Exercise:
Write the entries out again exactly; any picture among them gets left out.

Input material:
▼

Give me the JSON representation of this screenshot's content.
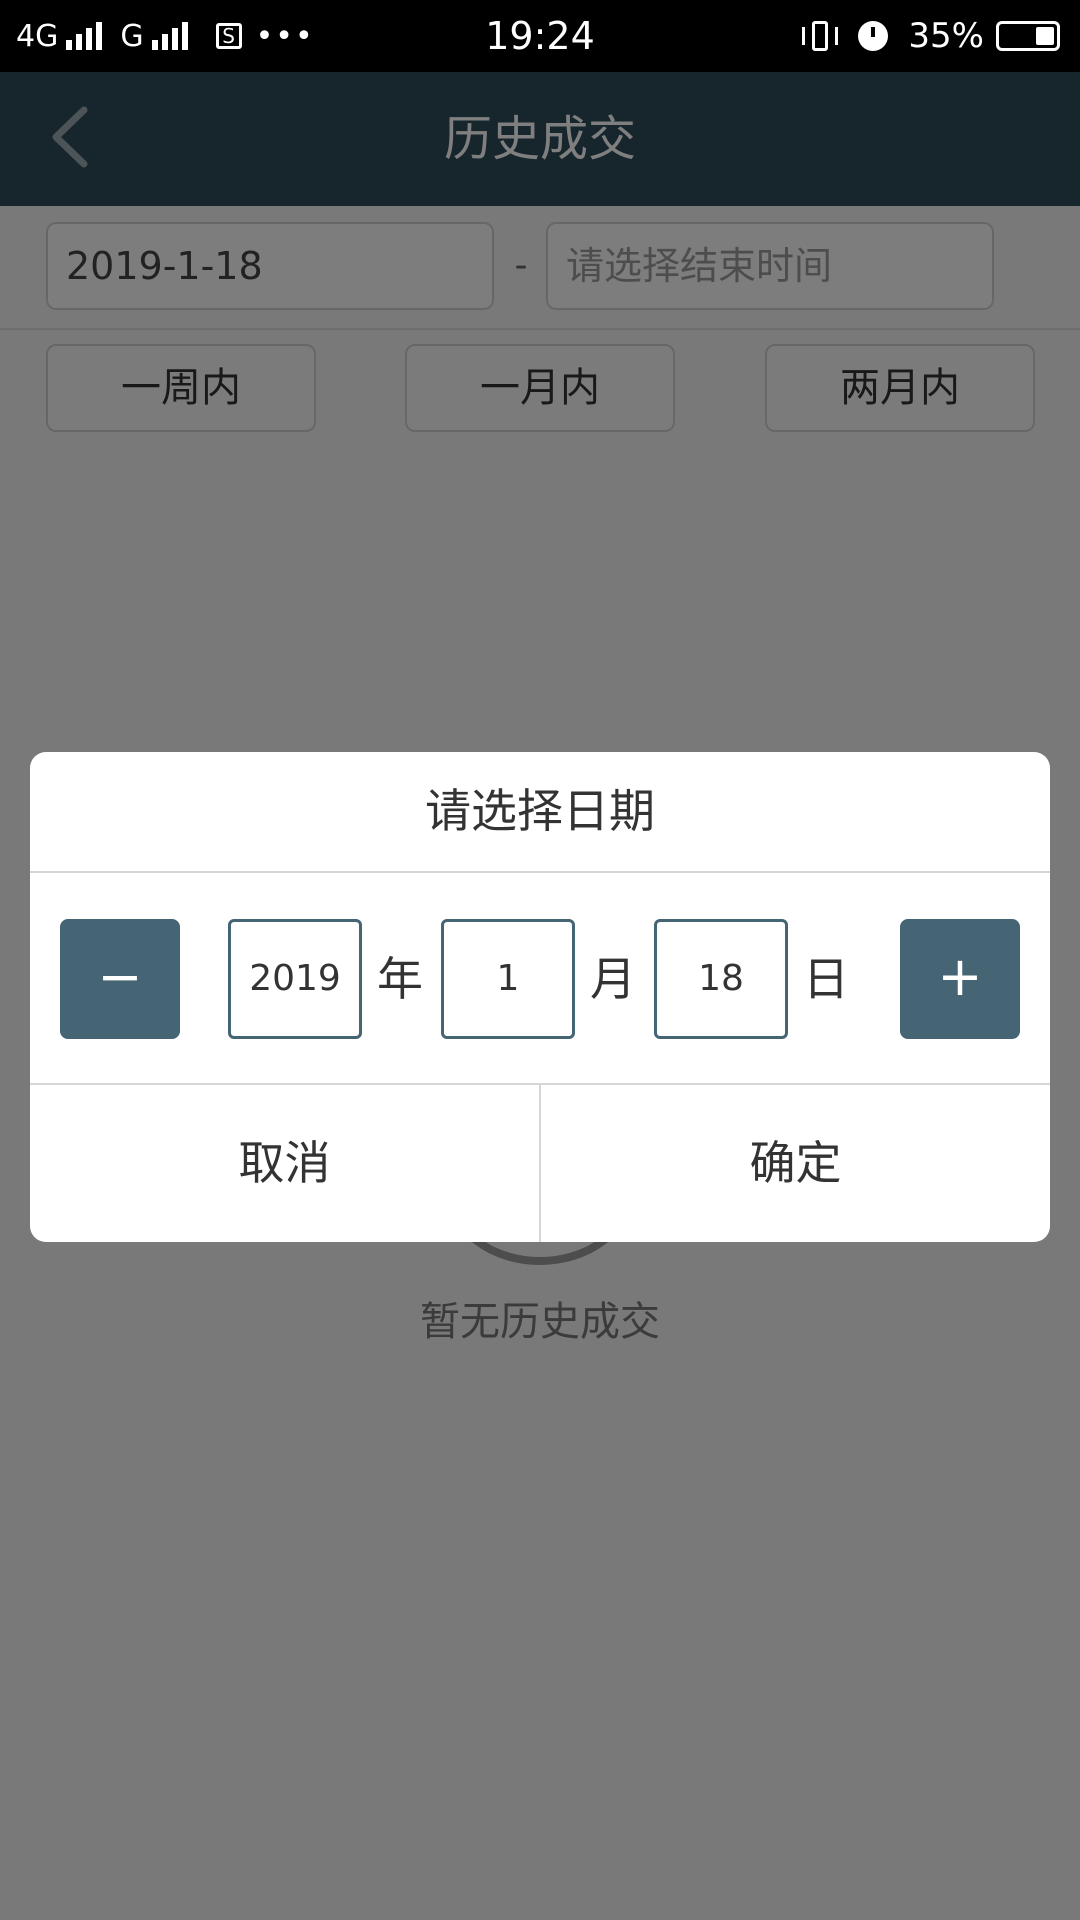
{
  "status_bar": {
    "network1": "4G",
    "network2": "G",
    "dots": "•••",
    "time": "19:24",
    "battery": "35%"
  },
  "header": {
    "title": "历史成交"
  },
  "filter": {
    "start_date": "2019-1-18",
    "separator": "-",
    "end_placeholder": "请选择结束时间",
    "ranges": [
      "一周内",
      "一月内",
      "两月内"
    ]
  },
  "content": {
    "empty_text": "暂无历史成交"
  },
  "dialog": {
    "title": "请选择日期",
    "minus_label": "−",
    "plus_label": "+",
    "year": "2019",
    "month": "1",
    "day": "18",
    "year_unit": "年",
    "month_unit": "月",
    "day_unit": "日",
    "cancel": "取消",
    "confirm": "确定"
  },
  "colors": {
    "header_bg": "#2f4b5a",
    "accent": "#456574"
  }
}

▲

Task response:
Give me the JSON representation of this screenshot's content.
{
  "status_bar": {
    "network1": "4G",
    "network2": "G",
    "dots": "•••",
    "time": "19:24",
    "battery": "35%"
  },
  "header": {
    "title": "历史成交"
  },
  "filter": {
    "start_date": "2019-1-18",
    "separator": "-",
    "end_placeholder": "请选择结束时间",
    "ranges": [
      "一周内",
      "一月内",
      "两月内"
    ]
  },
  "content": {
    "empty_text": "暂无历史成交"
  },
  "dialog": {
    "title": "请选择日期",
    "minus_label": "−",
    "plus_label": "+",
    "year": "2019",
    "month": "1",
    "day": "18",
    "year_unit": "年",
    "month_unit": "月",
    "day_unit": "日",
    "cancel": "取消",
    "confirm": "确定"
  },
  "colors": {
    "header_bg": "#2f4b5a",
    "accent": "#456574"
  }
}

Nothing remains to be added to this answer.